How I see myself professionally varies enormously depending on who I’ve been hanging out with and how work’s going at any one time. I don’t quite feel like I’m a small business or an entrepreneur, but after a particularly inspiring networking event or talk, I err towards the idea of being a successful, funky little micro-business. After a successful talk at an ELT conference, discussing language and pedagogy with all kinds of different people, I can see myself as a budding ‘expert’ in my field with things to say and stuff to contribute. A lot of the time though, I’m just a slightly frustrated and disillusioned hack writer churning out ‘content’ in less-than-ideal conditions and barely scraping together a living (for the record, I earn considerably less than the average UK salary and my average yearly income has barely risen over 20 years of freelancing).

Earlier this week, a radio programme – the Digital Human on Radio 4 – made me stop and think again about work and my relationship with it. The programme explored how, as a society, we’ve become intent on finding ways to use technology to make our lives easier, more ‘frictionless’. It asked where all the time we’ve supposedly saved goes and it looked into how our work and home lives have increasingly merged, especially those of us involved in the gig economy. One anecdote from anthropologist, Jan English-Lueck really struck a chord with me:

“I remember talking to a woman who had a really bad problem with carpal tunnel and she’d given up camping, she’d given up reading books, she’d given up everything. And she held up her hands and said ‘I save these for my workplace’.” 

As many of you will know, I’ve been managing a chronic pain condition for nearly 20 years now. I’ve given up many things over the years, but in the past few months, my pains have been particularly troublesome and I’ve found myself giving up driving, giving up going to events that involve lots of standing around or sitting in one place (cinema, gigs, theatre) and increasingly, opting out of social events because at the end of the day, I’m so shattered, I just want to collapse into a fug of painkillers. Am I saving what strength and ability I have for work at the expense of other things in my life? Probably. Because I need to work to earn money and pay the bills, and as a freelancer, my income is unstable, I can’t afford to turn down work or miss deadlines, I don’t get sick pay or paid holidays. 

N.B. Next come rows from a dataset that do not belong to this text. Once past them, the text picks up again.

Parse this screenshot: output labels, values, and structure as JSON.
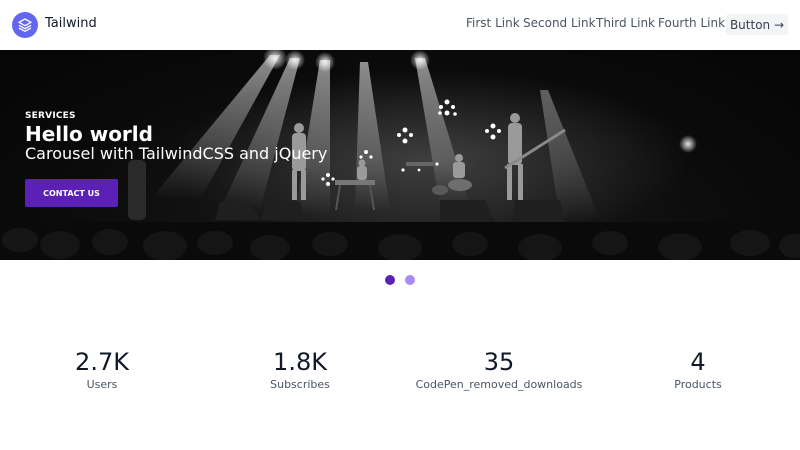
{
  "header": {
    "brand": "Tailwind",
    "logo_icon": "layers-icon",
    "nav_links": [
      "First Link",
      "Second Link",
      "Third Link",
      "Fourth Link"
    ],
    "button_label": "Button →"
  },
  "hero": {
    "eyebrow": "SERVICES",
    "title": "Hello world",
    "subtitle": "Carousel with TailwindCSS and jQuery",
    "cta_label": "CONTACT US",
    "image": "concert-stage-photo",
    "accent_color": "#5b21b6"
  },
  "carousel": {
    "slide_count": 2,
    "active_index": 0,
    "active_color": "#5b21b6",
    "inactive_color": "#a78bfa"
  },
  "stats": [
    {
      "value": "2.7K",
      "label": "Users"
    },
    {
      "value": "1.8K",
      "label": "Subscribes"
    },
    {
      "value": "35",
      "label": "CodePen_removed_downloads"
    },
    {
      "value": "4",
      "label": "Products"
    }
  ]
}
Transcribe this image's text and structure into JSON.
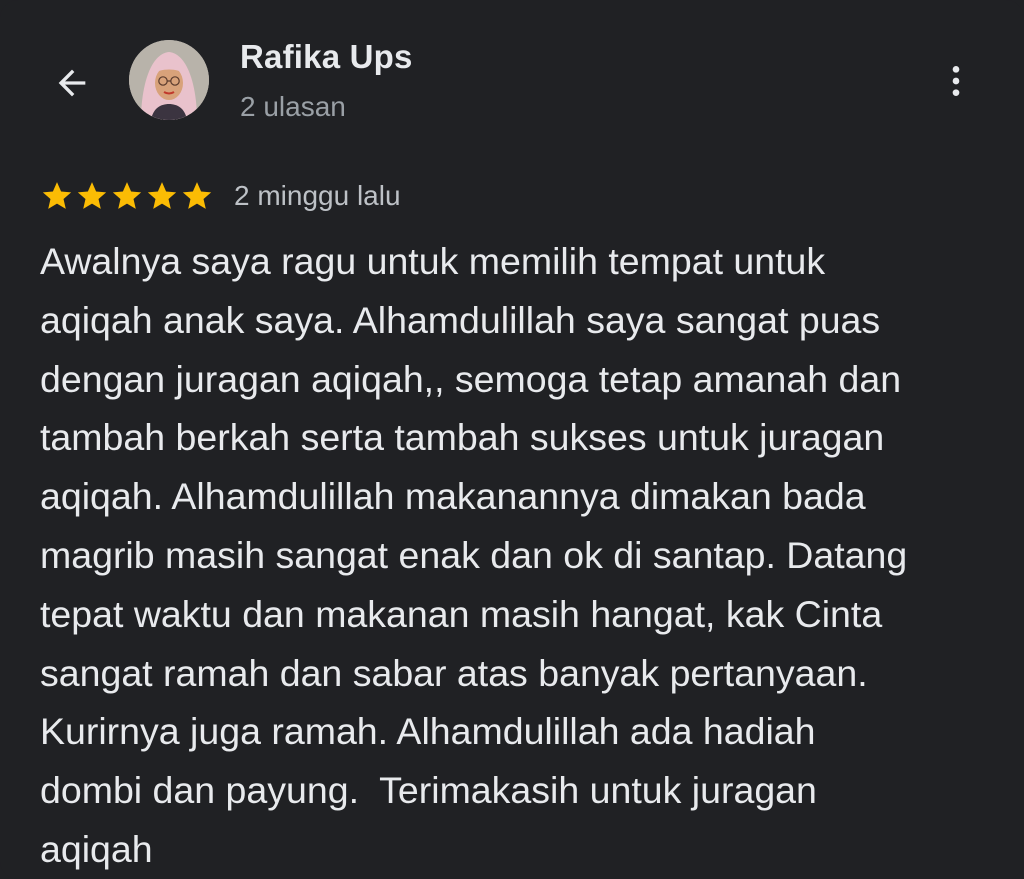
{
  "header": {
    "back_icon": "arrow-back-icon",
    "avatar_icon": "user-avatar",
    "reviewer_name": "Rafika Ups",
    "review_count": "2 ulasan",
    "more_icon": "more-vert-icon"
  },
  "review": {
    "rating": 5,
    "rating_max": 5,
    "star_color": "#fbbc04",
    "time_ago": "2 minggu lalu",
    "text": "Awalnya saya ragu untuk memilih tempat untuk\naqiqah anak saya. Alhamdulillah saya sangat puas\ndengan juragan aqiqah,, semoga tetap amanah dan\ntambah berkah serta tambah sukses untuk juragan\naqiqah. Alhamdulillah makanannya dimakan bada\nmagrib masih sangat enak dan ok di santap. Datang\ntepat waktu dan makanan masih hangat, kak Cinta\nsangat ramah dan sabar atas banyak pertanyaan.\nKurirnya juga ramah. Alhamdulillah ada hadiah\ndombi dan payung.  Terimakasih untuk juragan\naqiqah"
  },
  "colors": {
    "background": "#202124",
    "primary_text": "#e8eaed",
    "secondary_text": "#9aa0a6"
  }
}
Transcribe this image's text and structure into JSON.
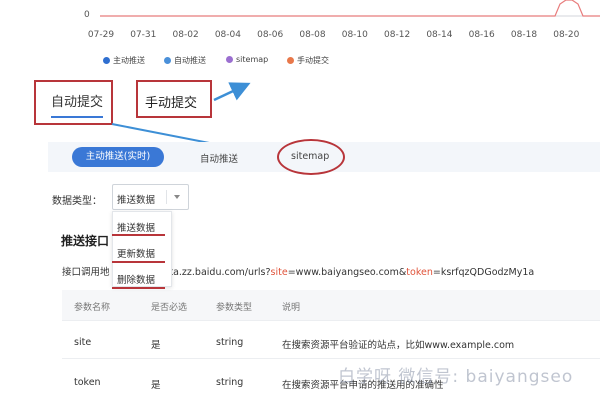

The programme got me wondering whether I’m really an entrepreneurial micro-business with the freedom to choose what I work on and to fit my working hours around other things or whether it’s all just a kind of ELT Deliveroo without the perks of the reflective jacket?

I really don’t know the answer and I’ve flipped between the two poles – and all points in-between – just in the course of writing this post.  What’s your relationship with your working life? Do you see yourself as a business, a creative entrepreneur, an expert, as a gun for hire, a hack writer or a harmless drudge?

Labels: , , ,


Blogger Graham Stanley said...

Hi Julie, I enjoyed reading your blog and understand your frustration. I am very interested in what ELT professionals think about technology and how it has improved (or not) their professional lives. I am going to publish something about this and I wondered if you would agree to be interviewed.

1:30 pm  
Blogger Tyson Seburn said...

While I have a unionised-stable job (for 75% of my work week), for the other part I feel like a branding of my own to a large degree. I've spent considerable time developing and customising my website for a variety of target audiences, starting new bits on a whim (e.g. #tleap and design.ed), and reading/sharing content on social media--sometimes just for its sake, others to build audience for when I put out content myself. Networking or really building relationships with everyone online has taken up countless unpaid hours. I've always felt it was a strange line between business and pleasure though. But for technology saving time? That's absurd. It creates new types of work for me at least and I spend a considerable amount of 'free' time using it for work in one way or another.

Otherwise, I have tied work to my identity and focussed on it for several years now and in the last one, it's been starting to dawn on me whether I have to and whether I can develop other aspects of my identity as well. We shall see...

11:28 pm  

Post a Comment

<< Home